If you’ve been enjoying life and staying offline, you may have missed Ben Armstrong, aka “BitBoy,” ranting like a maniac for several minutes about cryptocurrency regulation and influencers. But don’t worry, here it is in all its glory:
And here’s the diatribe diluted to its most interesting moments:
“You know what? We are tired of people that look like this guy [Ryan Sean Adams, a podcaster] trying to run stuff. I don’t represent the people? The f*ck I don’t! I’m the one who does! It’s me! I’m the one out here putting the work in, behind the scenes, trying to save crypto, while these devils, Sam Bankman-Fried [founder and CEO of FTX], Brian Armstrong [co-founder and CEO of Coinbase], they’re trying to permanently ruin it! This is not about money for me! … I’m here, fighting for you!”
“Only the suits know what to do! Only the suits! Only the people who have all the money, they’re going to determine what happens! No!”
“Are you not tired of this technocracy? I hope you are, cause I am!… You guys are gonna see that we’re the ones who care, we’re the ones who are trying to give the people a say in what happens, not the elite!”
“Sam Bankman-Fried is the devil! He is the devil in crypto! … This guy is literally trying to ruin crypto permanently in the United States!”
As usual, the crypto industry has played itself, locked in place somewhere between a billionaire exchange owner and a YouTube influencer who’s been called out for scamming his own followers, trying to sway regulators and politicians.
Separating reality from fiction
A clear thread runs through the BitBoy video: there’s an elite class, dictating poorly thought-out reforms and exclusionary policies, and there’s BitBoy’s crew. The message is equally clear: Be with BitBoy.
What Armstrong is referring to is Sam Bankman-Fried’s leaked proposition for the regulation of DeFi. The proposal has received widespread backlash within the cryptocurrency community, with many either asking for SBF to reconsider his suggestions or scrap the proposal altogether.
SBF has, apparently, taken people’s concerns to heart. Time will tell what this means in reality.
But Armstrong’s hyperbole — from calling specific individuals devils to claiming anyone could “ruin crypto permanently” — sets the tone for the discourse.
The unfortunate reality is that all of these things can be true at once:
- SBF primarily cares about regulation and political maneuvering so that his businesses, FTX and Alameda Research, remain successful.
- Ben Armstrong is a charlatan who uses his relatability to shill failed cryptocurrency projects.
- Ben Armstrong has an affiliate link on his website and in his videos for FTX-competitor Binance.

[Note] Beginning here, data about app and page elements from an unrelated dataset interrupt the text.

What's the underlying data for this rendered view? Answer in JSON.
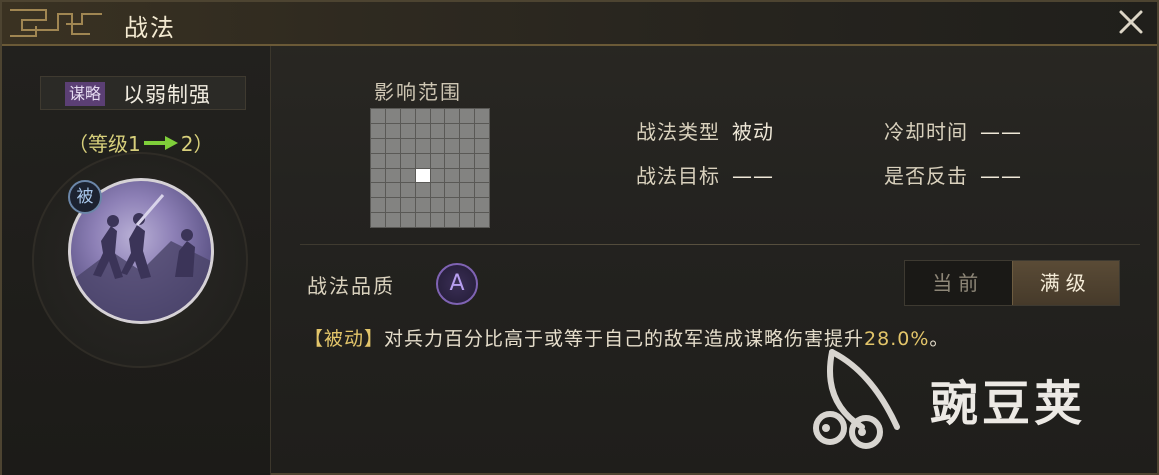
{
  "window": {
    "title": "战法",
    "close_icon": "close-icon"
  },
  "skill": {
    "type_tag": "谋略",
    "name": "以弱制强",
    "level_prefix": "（等级1",
    "level_suffix": "2）",
    "passive_badge": "被",
    "emblem_icon": "warriors-emblem-icon"
  },
  "range": {
    "title": "影响范围",
    "grid_size": 8,
    "active_cell": [
      4,
      3
    ]
  },
  "info": {
    "type_label": "战法类型",
    "type_value": "被动",
    "cooldown_label": "冷却时间",
    "cooldown_value": "——",
    "target_label": "战法目标",
    "target_value": "——",
    "counter_label": "是否反击",
    "counter_value": "——"
  },
  "quality": {
    "label": "战法品质",
    "grade": "A"
  },
  "toggle": {
    "current": "当前",
    "max": "满级",
    "selected": "max"
  },
  "description": {
    "tag": "【被动】",
    "text": "对兵力百分比高于或等于自己的敌军造成谋略伤害提升",
    "value": "28.0%",
    "end": "。"
  },
  "watermark": {
    "text": "豌豆荚"
  },
  "colors": {
    "accent_gold": "#e3c56a",
    "level_green": "#7fcf3a",
    "tag_purple": "#5b3f74",
    "quality_purple": "#7f63b3"
  }
}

- Neither of these individuals wants what’s best for the people who follow them and listen to their every word. They care almost exclusively about their bottom lines.
The accidental exposé
It’s important to note that Armstrong quotes a Ryan Sean Adams tweet at the beginning of his tirade — a tweet that explicitly begs legislators not to listen to people like Ben Armstrong. While it’s doubtful any politicians watch the BitBoy YouTube channel, they’re certainly active on crypto Twitter.
And… Armstrong went viral.
The politicians (or at least their social media teams) were instantly made aware of someone who got rich off the backs of his subscribers, running a “BitLab Academy,” and publishing a book on how to get into cryptocurrency.
In the other corner is Bankman-Fried, who built his fortune on a legally questionable arbitrage trade and openly called DeFi — more or less — a Ponzi scheme when chatting on OddLots with Matt Levine. While his estimated net worth of almost $11 billion is impressive, the idea that he’s putting the everyman before the profitability of his companies is naive, at best.
Stuck in the middle
So where does this leave everyone else? It’s safe to assume that most individuals who either work or play in the crypto industry would prefer that neither Armstrong or SBF attempt to dictate what policies guide regulation and legislation.
That doesn’t seem to be a viable option, though, as both are stepping up lobbying efforts in the US — along with Coinbase CEO and co-founder Brian Armstrong.
Many of those who were loudest and the most meme-able have either disappeared — like Su Zhu, Kyle Davies, and Do Kwon — or found themselves in hot water boiling so hard they can’t speak, like Alex Mashinsky from Celsius. Few voices are boisterous enough after the crash and burn of speculative asset prices to confidently sway legislators’ opinions.
People will claim that cryptocurrency is decentralized and no one can represent it, but in the real world, in Washington DC, in the halls of the Capitol, there are people lobbying for very specific legislation to guide the principles of the industry, and two of the loudest just made fools of themselves.